Every entry in the following data should be output exactly.

:: INFORMATION

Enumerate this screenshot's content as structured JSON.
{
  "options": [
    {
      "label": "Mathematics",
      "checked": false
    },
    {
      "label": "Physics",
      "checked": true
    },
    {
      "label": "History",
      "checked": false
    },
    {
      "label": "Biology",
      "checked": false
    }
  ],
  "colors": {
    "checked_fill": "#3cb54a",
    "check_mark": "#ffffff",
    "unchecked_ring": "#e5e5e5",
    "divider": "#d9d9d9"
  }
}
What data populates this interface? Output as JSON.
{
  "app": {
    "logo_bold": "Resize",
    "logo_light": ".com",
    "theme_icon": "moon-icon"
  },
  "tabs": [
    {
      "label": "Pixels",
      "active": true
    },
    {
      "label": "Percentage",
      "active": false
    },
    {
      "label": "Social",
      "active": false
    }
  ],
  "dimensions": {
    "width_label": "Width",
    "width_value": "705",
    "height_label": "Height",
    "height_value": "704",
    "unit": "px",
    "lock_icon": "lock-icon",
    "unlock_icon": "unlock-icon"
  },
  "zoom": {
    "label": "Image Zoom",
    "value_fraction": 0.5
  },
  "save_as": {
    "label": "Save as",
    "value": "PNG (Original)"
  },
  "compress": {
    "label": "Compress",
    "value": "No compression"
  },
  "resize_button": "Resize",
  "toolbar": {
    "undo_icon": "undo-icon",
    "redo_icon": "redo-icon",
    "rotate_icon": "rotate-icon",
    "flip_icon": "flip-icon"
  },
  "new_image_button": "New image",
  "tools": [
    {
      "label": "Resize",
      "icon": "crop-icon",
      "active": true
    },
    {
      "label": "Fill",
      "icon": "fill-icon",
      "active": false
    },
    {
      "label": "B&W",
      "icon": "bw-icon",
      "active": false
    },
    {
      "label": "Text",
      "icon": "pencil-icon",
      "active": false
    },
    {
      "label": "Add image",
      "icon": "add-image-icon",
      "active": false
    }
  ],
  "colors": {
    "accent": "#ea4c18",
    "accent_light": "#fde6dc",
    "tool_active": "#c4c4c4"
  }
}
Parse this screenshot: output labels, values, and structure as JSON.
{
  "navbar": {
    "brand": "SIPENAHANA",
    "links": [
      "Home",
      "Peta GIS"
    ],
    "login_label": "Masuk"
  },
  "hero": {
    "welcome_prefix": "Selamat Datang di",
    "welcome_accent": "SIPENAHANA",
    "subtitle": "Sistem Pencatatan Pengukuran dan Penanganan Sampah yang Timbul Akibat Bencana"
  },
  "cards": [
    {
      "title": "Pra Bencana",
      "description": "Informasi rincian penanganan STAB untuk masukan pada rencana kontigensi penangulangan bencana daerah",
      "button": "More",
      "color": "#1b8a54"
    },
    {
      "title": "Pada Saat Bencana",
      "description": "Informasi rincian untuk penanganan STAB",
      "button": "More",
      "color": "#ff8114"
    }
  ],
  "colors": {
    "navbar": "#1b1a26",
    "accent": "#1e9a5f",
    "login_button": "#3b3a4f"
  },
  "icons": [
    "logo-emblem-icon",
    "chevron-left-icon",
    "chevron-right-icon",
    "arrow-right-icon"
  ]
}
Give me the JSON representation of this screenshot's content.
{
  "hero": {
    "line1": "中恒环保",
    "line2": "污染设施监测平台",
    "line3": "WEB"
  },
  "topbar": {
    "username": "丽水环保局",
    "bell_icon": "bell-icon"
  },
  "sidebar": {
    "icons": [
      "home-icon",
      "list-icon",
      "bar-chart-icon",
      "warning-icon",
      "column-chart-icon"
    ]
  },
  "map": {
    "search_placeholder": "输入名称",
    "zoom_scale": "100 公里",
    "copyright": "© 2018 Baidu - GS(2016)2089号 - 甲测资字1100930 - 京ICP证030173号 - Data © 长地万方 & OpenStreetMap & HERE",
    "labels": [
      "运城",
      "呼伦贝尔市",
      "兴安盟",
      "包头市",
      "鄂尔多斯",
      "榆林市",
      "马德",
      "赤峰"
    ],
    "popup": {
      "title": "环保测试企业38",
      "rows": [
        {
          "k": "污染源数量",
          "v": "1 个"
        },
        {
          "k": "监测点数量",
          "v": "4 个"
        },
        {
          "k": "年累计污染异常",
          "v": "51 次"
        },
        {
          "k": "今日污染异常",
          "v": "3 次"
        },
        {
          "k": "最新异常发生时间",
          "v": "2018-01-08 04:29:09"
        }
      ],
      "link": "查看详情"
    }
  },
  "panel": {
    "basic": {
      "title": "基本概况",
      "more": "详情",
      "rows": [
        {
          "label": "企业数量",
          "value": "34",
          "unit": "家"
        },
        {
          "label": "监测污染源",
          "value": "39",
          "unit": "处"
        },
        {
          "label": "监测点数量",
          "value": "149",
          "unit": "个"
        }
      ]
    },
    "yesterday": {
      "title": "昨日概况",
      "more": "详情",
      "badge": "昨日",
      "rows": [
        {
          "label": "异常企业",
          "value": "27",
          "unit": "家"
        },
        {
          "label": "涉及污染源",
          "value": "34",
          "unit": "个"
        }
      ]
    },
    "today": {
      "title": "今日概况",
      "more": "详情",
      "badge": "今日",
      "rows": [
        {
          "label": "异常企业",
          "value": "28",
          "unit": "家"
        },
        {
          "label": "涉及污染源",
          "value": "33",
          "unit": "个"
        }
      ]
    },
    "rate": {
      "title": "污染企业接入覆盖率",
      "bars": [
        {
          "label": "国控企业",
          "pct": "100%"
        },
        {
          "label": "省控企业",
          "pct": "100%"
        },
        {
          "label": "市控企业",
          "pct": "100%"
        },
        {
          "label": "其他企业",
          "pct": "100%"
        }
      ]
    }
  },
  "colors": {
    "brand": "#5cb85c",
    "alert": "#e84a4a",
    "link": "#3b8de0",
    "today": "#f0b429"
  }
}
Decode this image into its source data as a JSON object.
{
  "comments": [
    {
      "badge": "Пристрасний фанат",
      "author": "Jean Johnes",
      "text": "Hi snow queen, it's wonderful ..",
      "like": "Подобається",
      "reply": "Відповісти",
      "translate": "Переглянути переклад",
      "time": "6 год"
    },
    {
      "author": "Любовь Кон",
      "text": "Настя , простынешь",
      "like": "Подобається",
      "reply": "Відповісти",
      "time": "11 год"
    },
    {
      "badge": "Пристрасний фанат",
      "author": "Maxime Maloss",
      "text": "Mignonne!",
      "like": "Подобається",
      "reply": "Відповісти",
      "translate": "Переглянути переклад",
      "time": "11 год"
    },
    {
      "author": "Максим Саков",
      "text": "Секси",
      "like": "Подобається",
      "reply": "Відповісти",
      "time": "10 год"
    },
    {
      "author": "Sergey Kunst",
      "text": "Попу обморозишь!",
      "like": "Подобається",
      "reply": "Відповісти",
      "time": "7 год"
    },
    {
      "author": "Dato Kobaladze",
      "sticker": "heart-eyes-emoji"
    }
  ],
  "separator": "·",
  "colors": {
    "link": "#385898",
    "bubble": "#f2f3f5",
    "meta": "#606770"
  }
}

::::

→ **SOLUTION TO THE PROBLEM**
Enumerate this screenshot's content as structured JSON.
{
  "options": [
    {
      "label": "Mathematics",
      "checked": false
    },
    {
      "label": "Physics",
      "checked": true
    },
    {
      "label": "History",
      "checked": false
    },
    {
      "label": "Biology",
      "checked": false
    }
  ],
  "colors": {
    "checked_fill": "#3cb54a",
    "check_mark": "#ffffff",
    "unchecked_ring": "#e5e5e5",
    "divider": "#d9d9d9"
  }
}
What data populates this interface? Output as JSON.
{
  "app": {
    "logo_bold": "Resize",
    "logo_light": ".com",
    "theme_icon": "moon-icon"
  },
  "tabs": [
    {
      "label": "Pixels",
      "active": true
    },
    {
      "label": "Percentage",
      "active": false
    },
    {
      "label": "Social",
      "active": false
    }
  ],
  "dimensions": {
    "width_label": "Width",
    "width_value": "705",
    "height_label": "Height",
    "height_value": "704",
    "unit": "px",
    "lock_icon": "lock-icon",
    "unlock_icon": "unlock-icon"
  },
  "zoom": {
    "label": "Image Zoom",
    "value_fraction": 0.5
  },
  "save_as": {
    "label": "Save as",
    "value": "PNG (Original)"
  },
  "compress": {
    "label": "Compress",
    "value": "No compression"
  },
  "resize_button": "Resize",
  "toolbar": {
    "undo_icon": "undo-icon",
    "redo_icon": "redo-icon",
    "rotate_icon": "rotate-icon",
    "flip_icon": "flip-icon"
  },
  "new_image_button": "New image",
  "tools": [
    {
      "label": "Resize",
      "icon": "crop-icon",
      "active": true
    },
    {
      "label": "Fill",
      "icon": "fill-icon",
      "active": false
    },
    {
      "label": "B&W",
      "icon": "bw-icon",
      "active": false
    },
    {
      "label": "Text",
      "icon": "pencil-icon",
      "active": false
    },
    {
      "label": "Add image",
      "icon": "add-image-icon",
      "active": false
    }
  ],
  "colors": {
    "accent": "#ea4c18",
    "accent_light": "#fde6dc",
    "tool_active": "#c4c4c4"
  }
}
Parse this screenshot: output labels, values, and structure as JSON.
{
  "navbar": {
    "brand": "SIPENAHANA",
    "links": [
      "Home",
      "Peta GIS"
    ],
    "login_label": "Masuk"
  },
  "hero": {
    "welcome_prefix": "Selamat Datang di",
    "welcome_accent": "SIPENAHANA",
    "subtitle": "Sistem Pencatatan Pengukuran dan Penanganan Sampah yang Timbul Akibat Bencana"
  },
  "cards": [
    {
      "title": "Pra Bencana",
      "description": "Informasi rincian penanganan STAB untuk masukan pada rencana kontigensi penangulangan bencana daerah",
      "button": "More",
      "color": "#1b8a54"
    },
    {
      "title": "Pada Saat Bencana",
      "description": "Informasi rincian untuk penanganan STAB",
      "button": "More",
      "color": "#ff8114"
    }
  ],
  "colors": {
    "navbar": "#1b1a26",
    "accent": "#1e9a5f",
    "login_button": "#3b3a4f"
  },
  "icons": [
    "logo-emblem-icon",
    "chevron-left-icon",
    "chevron-right-icon",
    "arrow-right-icon"
  ]
}
Give me the JSON representation of this screenshot's content.
{
  "hero": {
    "line1": "中恒环保",
    "line2": "污染设施监测平台",
    "line3": "WEB"
  },
  "topbar": {
    "username": "丽水环保局",
    "bell_icon": "bell-icon"
  },
  "sidebar": {
    "icons": [
      "home-icon",
      "list-icon",
      "bar-chart-icon",
      "warning-icon",
      "column-chart-icon"
    ]
  },
  "map": {
    "search_placeholder": "输入名称",
    "zoom_scale": "100 公里",
    "copyright": "© 2018 Baidu - GS(2016)2089号 - 甲测资字1100930 - 京ICP证030173号 - Data © 长地万方 & OpenStreetMap & HERE",
    "labels": [
      "运城",
      "呼伦贝尔市",
      "兴安盟",
      "包头市",
      "鄂尔多斯",
      "榆林市",
      "马德",
      "赤峰"
    ],
    "popup": {
      "title": "环保测试企业38",
      "rows": [
        {
          "k": "污染源数量",
          "v": "1 个"
        },
        {
          "k": "监测点数量",
          "v": "4 个"
        },
        {
          "k": "年累计污染异常",
          "v": "51 次"
        },
        {
          "k": "今日污染异常",
          "v": "3 次"
        },
        {
          "k": "最新异常发生时间",
          "v": "2018-01-08 04:29:09"
        }
      ],
      "link": "查看详情"
    }
  },
  "panel": {
    "basic": {
      "title": "基本概况",
      "more": "详情",
      "rows": [
        {
          "label": "企业数量",
          "value": "34",
          "unit": "家"
        },
        {
          "label": "监测污染源",
          "value": "39",
          "unit": "处"
        },
        {
          "label": "监测点数量",
          "value": "149",
          "unit": "个"
        }
      ]
    },
    "yesterday": {
      "title": "昨日概况",
      "more": "详情",
      "badge": "昨日",
      "rows": [
        {
          "label": "异常企业",
          "value": "27",
          "unit": "家"
        },
        {
          "label": "涉及污染源",
          "value": "34",
          "unit": "个"
        }
      ]
    },
    "today": {
      "title": "今日概况",
      "more": "详情",
      "badge": "今日",
      "rows": [
        {
          "label": "异常企业",
          "value": "28",
          "unit": "家"
        },
        {
          "label": "涉及污染源",
          "value": "33",
          "unit": "个"
        }
      ]
    },
    "rate": {
      "title": "污染企业接入覆盖率",
      "bars": [
        {
          "label": "国控企业",
          "pct": "100%"
        },
        {
          "label": "省控企业",
          "pct": "100%"
        },
        {
          "label": "市控企业",
          "pct": "100%"
        },
        {
          "label": "其他企业",
          "pct": "100%"
        }
      ]
    }
  },
  "colors": {
    "brand": "#5cb85c",
    "alert": "#e84a4a",
    "link": "#3b8de0",
    "today": "#f0b429"
  }
}
Decode this image into its source data as a JSON object.
{
  "comments": [
    {
      "badge": "Пристрасний фанат",
      "author": "Jean Johnes",
      "text": "Hi snow queen, it's wonderful ..",
      "like": "Подобається",
      "reply": "Відповісти",
      "translate": "Переглянути переклад",
      "time": "6 год"
    },
    {
      "author": "Любовь Кон",
      "text": "Настя , простынешь",
      "like": "Подобається",
      "reply": "Відповісти",
      "time": "11 год"
    },
    {
      "badge": "Пристрасний фанат",
      "author": "Maxime Maloss",
      "text": "Mignonne!",
      "like": "Подобається",
      "reply": "Відповісти",
      "translate": "Переглянути переклад",
      "time": "11 год"
    },
    {
      "author": "Максим Саков",
      "text": "Секси",
      "like": "Подобається",
      "reply": "Відповісти",
      "time": "10 год"
    },
    {
      "author": "Sergey Kunst",
      "text": "Попу обморозишь!",
      "like": "Подобається",
      "reply": "Відповісти",
      "time": "7 год"
    },
    {
      "author": "Dato Kobaladze",
      "sticker": "heart-eyes-emoji"
    }
  ],
  "separator": "·",
  "colors": {
    "link": "#385898",
    "bubble": "#f2f3f5",
    "meta": "#606770"
  }
}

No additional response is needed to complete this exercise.